Expansion and growth under CEO Ken Lewis
Fast forward to the 21st century. From 2001 through 2009 Ken Lewis served as CEO of Bank of America. Under his leadership, Bank of America expanded aggressively, spending over $130 billion to invest in and acquire companies. The company grew to well over $2 trillion in assets and became the largest lender in the country. But this growth came at a great price.
Brian Moynihan’s challenge
Much of Bank of America’s growth under CEO Ken Lewis took place in riskier lines of business: subprime mortgages, unsecured lines of credit like credit cards and trading operations. Bank of America did enjoy short-term boosts to profits as a result of these investments, but there is no such thing as a free lunch. Those risky investments are now haunting Bank of America with a vengeance.
Bank of America’s stock price has fallen 40 percent this year due to concerns regarding the true extent of mortgage losses—the stock price is down about 90 percent from its peak value. American International Group (AIG) is suing Bank of America for $10 billion due to losses they incurred from investments in mortgages facilitated by Bank of America. A consortium of institutional investors that collectively lost billions of dollars on mortgage-backed securities offered by Bank of America my cost the bank a similar amount as part of a settlement agreement.
The losses from these riskier operations are so extreme that some have called into question the viability of Bank of America as a going concern.
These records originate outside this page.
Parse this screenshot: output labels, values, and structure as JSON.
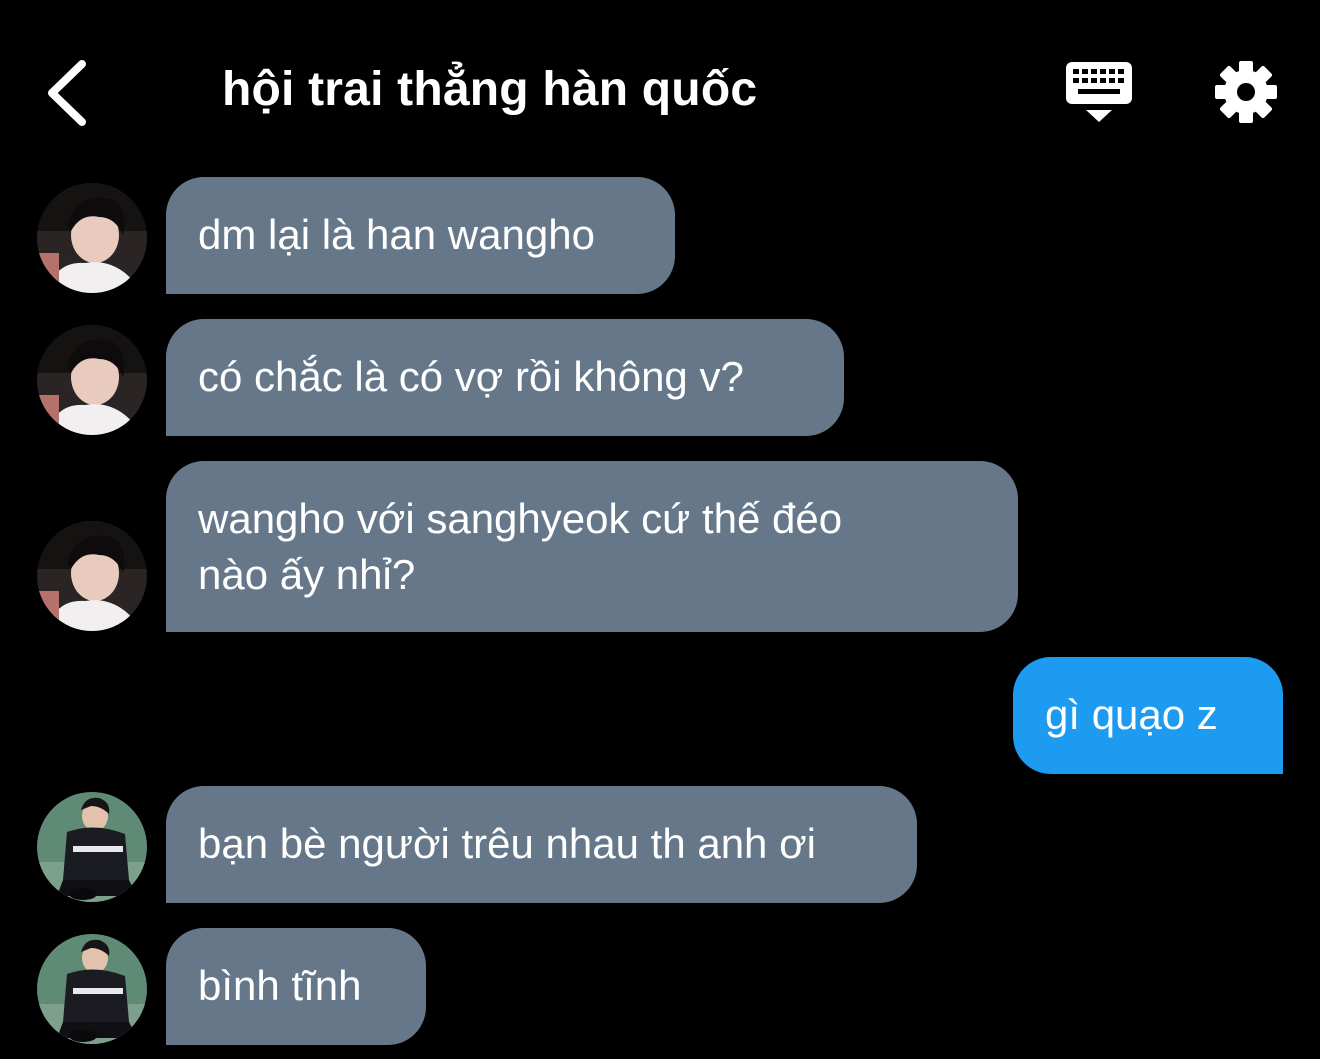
{
  "header": {
    "title": "hội trai thẳng hàn quốc",
    "back_icon": "chevron-left-icon",
    "keyboard_icon": "keyboard-icon",
    "settings_icon": "gear-icon"
  },
  "colors": {
    "background": "#000000",
    "incoming_bubble": "#66778a",
    "outgoing_bubble": "#1d9bf0",
    "text": "#ffffff"
  },
  "messages": [
    {
      "sender": "other",
      "avatar": "avatar-1",
      "text": "dm lại là han wangho"
    },
    {
      "sender": "other",
      "avatar": "avatar-1",
      "text": "có chắc là có vợ rồi không v?"
    },
    {
      "sender": "other",
      "avatar": "avatar-1",
      "text": "wangho với sanghyeok cứ thế đéo\nnào ấy nhỉ?"
    },
    {
      "sender": "me",
      "text": "gì quạo z"
    },
    {
      "sender": "other",
      "avatar": "avatar-2",
      "text": "bạn bè người trêu nhau th anh ơi"
    },
    {
      "sender": "other",
      "avatar": "avatar-2",
      "text": "bình tĩnh"
    }
  ]
}
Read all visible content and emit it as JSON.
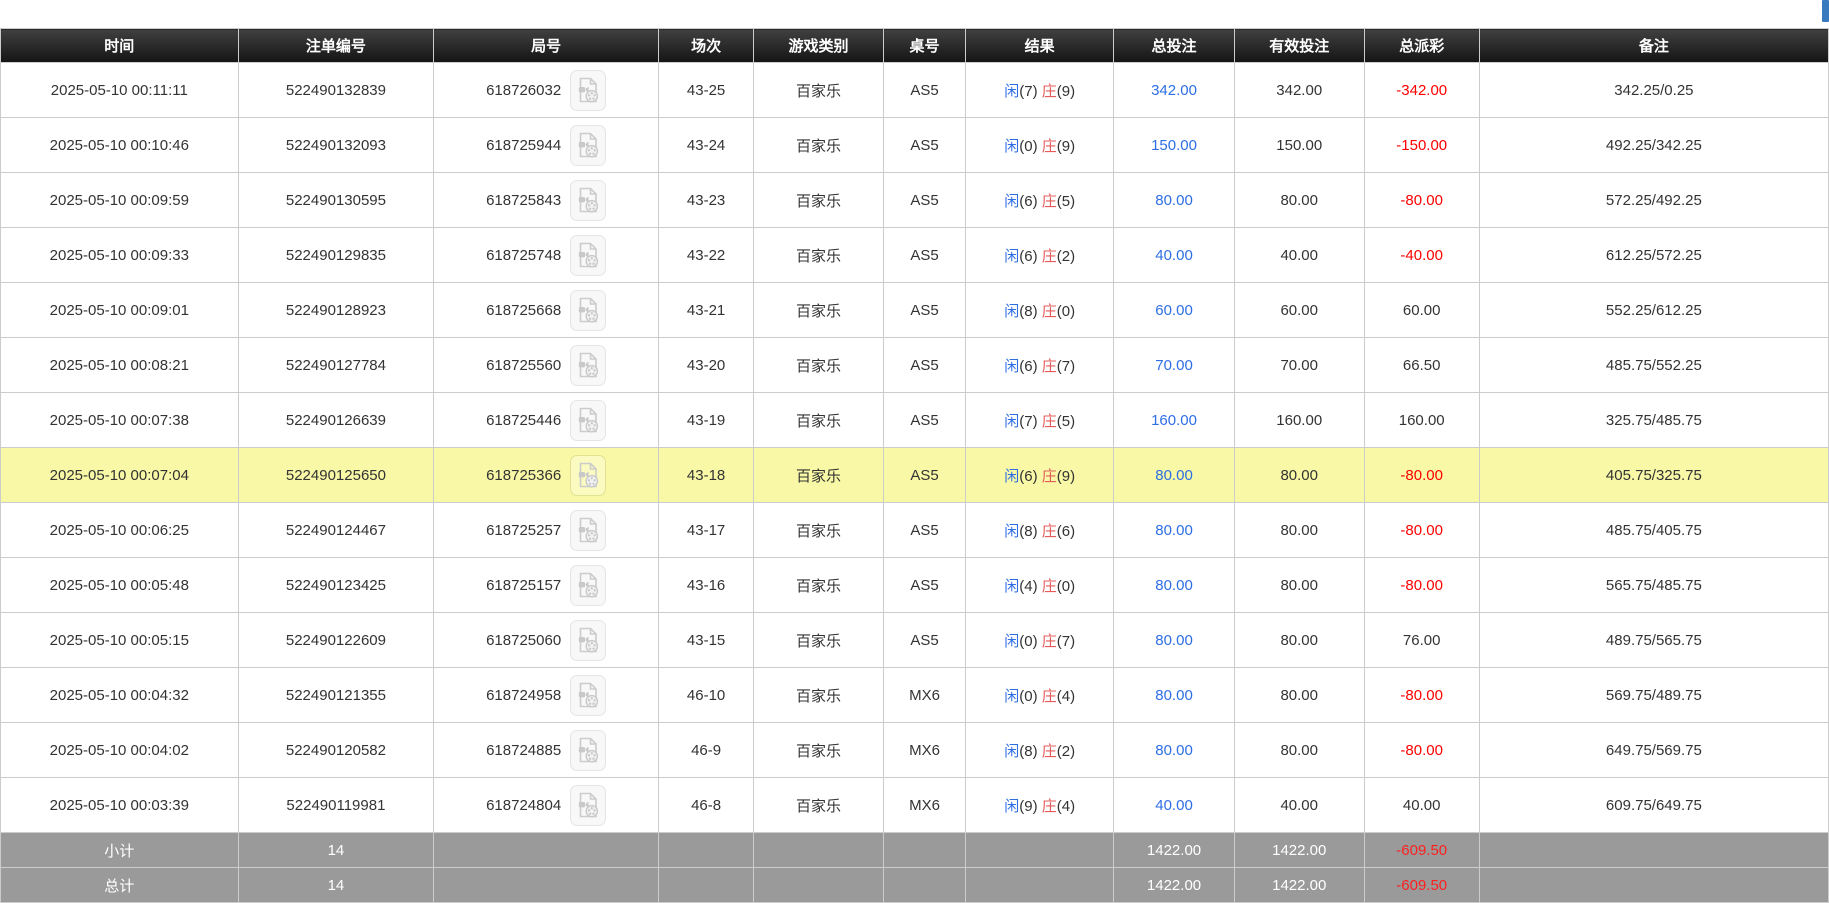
{
  "page": {
    "scrollbar_thumb_color": "#3a79bd",
    "highlight_color": "#f8f8a6",
    "header_bg": "#1a1a1a",
    "footer_bg": "#9a9a9a",
    "blue": "#2e6ee4",
    "banker_red": "#e45b5b",
    "negative_red": "#ff0000"
  },
  "table": {
    "columns": [
      {
        "id": "time",
        "label": "时间"
      },
      {
        "id": "bet-id",
        "label": "注单编号"
      },
      {
        "id": "round",
        "label": "局号"
      },
      {
        "id": "session",
        "label": "场次"
      },
      {
        "id": "game-type",
        "label": "游戏类别"
      },
      {
        "id": "table-no",
        "label": "桌号"
      },
      {
        "id": "result",
        "label": "结果"
      },
      {
        "id": "total-bet",
        "label": "总投注"
      },
      {
        "id": "valid-bet",
        "label": "有效投注"
      },
      {
        "id": "payout",
        "label": "总派彩"
      },
      {
        "id": "remark",
        "label": "备注"
      }
    ],
    "result_labels": {
      "player": "闲",
      "banker": "庄"
    },
    "icon": "video-replay-icon",
    "rows": [
      {
        "time": "2025-05-10 00:11:11",
        "bet_id": "522490132839",
        "round": "618726032",
        "session": "43-25",
        "game": "百家乐",
        "table": "AS5",
        "player": "7",
        "banker": "9",
        "total_bet": "342.00",
        "valid_bet": "342.00",
        "payout": "-342.00",
        "remark": "342.25/0.25",
        "highlighted": false
      },
      {
        "time": "2025-05-10 00:10:46",
        "bet_id": "522490132093",
        "round": "618725944",
        "session": "43-24",
        "game": "百家乐",
        "table": "AS5",
        "player": "0",
        "banker": "9",
        "total_bet": "150.00",
        "valid_bet": "150.00",
        "payout": "-150.00",
        "remark": "492.25/342.25",
        "highlighted": false
      },
      {
        "time": "2025-05-10 00:09:59",
        "bet_id": "522490130595",
        "round": "618725843",
        "session": "43-23",
        "game": "百家乐",
        "table": "AS5",
        "player": "6",
        "banker": "5",
        "total_bet": "80.00",
        "valid_bet": "80.00",
        "payout": "-80.00",
        "remark": "572.25/492.25",
        "highlighted": false
      },
      {
        "time": "2025-05-10 00:09:33",
        "bet_id": "522490129835",
        "round": "618725748",
        "session": "43-22",
        "game": "百家乐",
        "table": "AS5",
        "player": "6",
        "banker": "2",
        "total_bet": "40.00",
        "valid_bet": "40.00",
        "payout": "-40.00",
        "remark": "612.25/572.25",
        "highlighted": false
      },
      {
        "time": "2025-05-10 00:09:01",
        "bet_id": "522490128923",
        "round": "618725668",
        "session": "43-21",
        "game": "百家乐",
        "table": "AS5",
        "player": "8",
        "banker": "0",
        "total_bet": "60.00",
        "valid_bet": "60.00",
        "payout": "60.00",
        "remark": "552.25/612.25",
        "highlighted": false
      },
      {
        "time": "2025-05-10 00:08:21",
        "bet_id": "522490127784",
        "round": "618725560",
        "session": "43-20",
        "game": "百家乐",
        "table": "AS5",
        "player": "6",
        "banker": "7",
        "total_bet": "70.00",
        "valid_bet": "70.00",
        "payout": "66.50",
        "remark": "485.75/552.25",
        "highlighted": false
      },
      {
        "time": "2025-05-10 00:07:38",
        "bet_id": "522490126639",
        "round": "618725446",
        "session": "43-19",
        "game": "百家乐",
        "table": "AS5",
        "player": "7",
        "banker": "5",
        "total_bet": "160.00",
        "valid_bet": "160.00",
        "payout": "160.00",
        "remark": "325.75/485.75",
        "highlighted": false
      },
      {
        "time": "2025-05-10 00:07:04",
        "bet_id": "522490125650",
        "round": "618725366",
        "session": "43-18",
        "game": "百家乐",
        "table": "AS5",
        "player": "6",
        "banker": "9",
        "total_bet": "80.00",
        "valid_bet": "80.00",
        "payout": "-80.00",
        "remark": "405.75/325.75",
        "highlighted": true
      },
      {
        "time": "2025-05-10 00:06:25",
        "bet_id": "522490124467",
        "round": "618725257",
        "session": "43-17",
        "game": "百家乐",
        "table": "AS5",
        "player": "8",
        "banker": "6",
        "total_bet": "80.00",
        "valid_bet": "80.00",
        "payout": "-80.00",
        "remark": "485.75/405.75",
        "highlighted": false
      },
      {
        "time": "2025-05-10 00:05:48",
        "bet_id": "522490123425",
        "round": "618725157",
        "session": "43-16",
        "game": "百家乐",
        "table": "AS5",
        "player": "4",
        "banker": "0",
        "total_bet": "80.00",
        "valid_bet": "80.00",
        "payout": "-80.00",
        "remark": "565.75/485.75",
        "highlighted": false
      },
      {
        "time": "2025-05-10 00:05:15",
        "bet_id": "522490122609",
        "round": "618725060",
        "session": "43-15",
        "game": "百家乐",
        "table": "AS5",
        "player": "0",
        "banker": "7",
        "total_bet": "80.00",
        "valid_bet": "80.00",
        "payout": "76.00",
        "remark": "489.75/565.75",
        "highlighted": false
      },
      {
        "time": "2025-05-10 00:04:32",
        "bet_id": "522490121355",
        "round": "618724958",
        "session": "46-10",
        "game": "百家乐",
        "table": "MX6",
        "player": "0",
        "banker": "4",
        "total_bet": "80.00",
        "valid_bet": "80.00",
        "payout": "-80.00",
        "remark": "569.75/489.75",
        "highlighted": false
      },
      {
        "time": "2025-05-10 00:04:02",
        "bet_id": "522490120582",
        "round": "618724885",
        "session": "46-9",
        "game": "百家乐",
        "table": "MX6",
        "player": "8",
        "banker": "2",
        "total_bet": "80.00",
        "valid_bet": "80.00",
        "payout": "-80.00",
        "remark": "649.75/569.75",
        "highlighted": false
      },
      {
        "time": "2025-05-10 00:03:39",
        "bet_id": "522490119981",
        "round": "618724804",
        "session": "46-8",
        "game": "百家乐",
        "table": "MX6",
        "player": "9",
        "banker": "4",
        "total_bet": "40.00",
        "valid_bet": "40.00",
        "payout": "40.00",
        "remark": "609.75/649.75",
        "highlighted": false
      }
    ],
    "footer": [
      {
        "id": "subtotal",
        "label": "小计",
        "count": "14",
        "total_bet": "1422.00",
        "valid_bet": "1422.00",
        "payout": "-609.50"
      },
      {
        "id": "total",
        "label": "总计",
        "count": "14",
        "total_bet": "1422.00",
        "valid_bet": "1422.00",
        "payout": "-609.50"
      }
    ]
  }
}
Had it not been for access to extraordinary loans from the Federal Reserve—bailout money—it may very well have gone under. Now Moynihan is downsizing and restructuring Bank of America to reduce its exposure to riskier lines of business. The new Bank of America will focus on consumer and corporate banking services, eliminating or significantly reducing its four other lines of business.
Lessons for your company
Bank of America’s birth, expansion and current hardships provide numerous lessons for business owners. Some of these lessons include:
- Differentiation is the most effective way to succeed against tough competition. Bank of America’s initial success was based on their ability to service customers that larger, entrenched players deemed irrelevant.
- Customer knowledge is the most powerful tool in your box. Giannini’s intimate knowledge of his target market allowed the company to make loans that may have appeared to be riskier, but in fact were less risky than many larger loans made by leading banks at the time.
- No growth is favorable to extremely risky growth. Bank of America’s quest to be the biggest player in its industry has destroyed tens of billions of dollars in shareholder value and may ultimately lead to the demise of the company as we know it.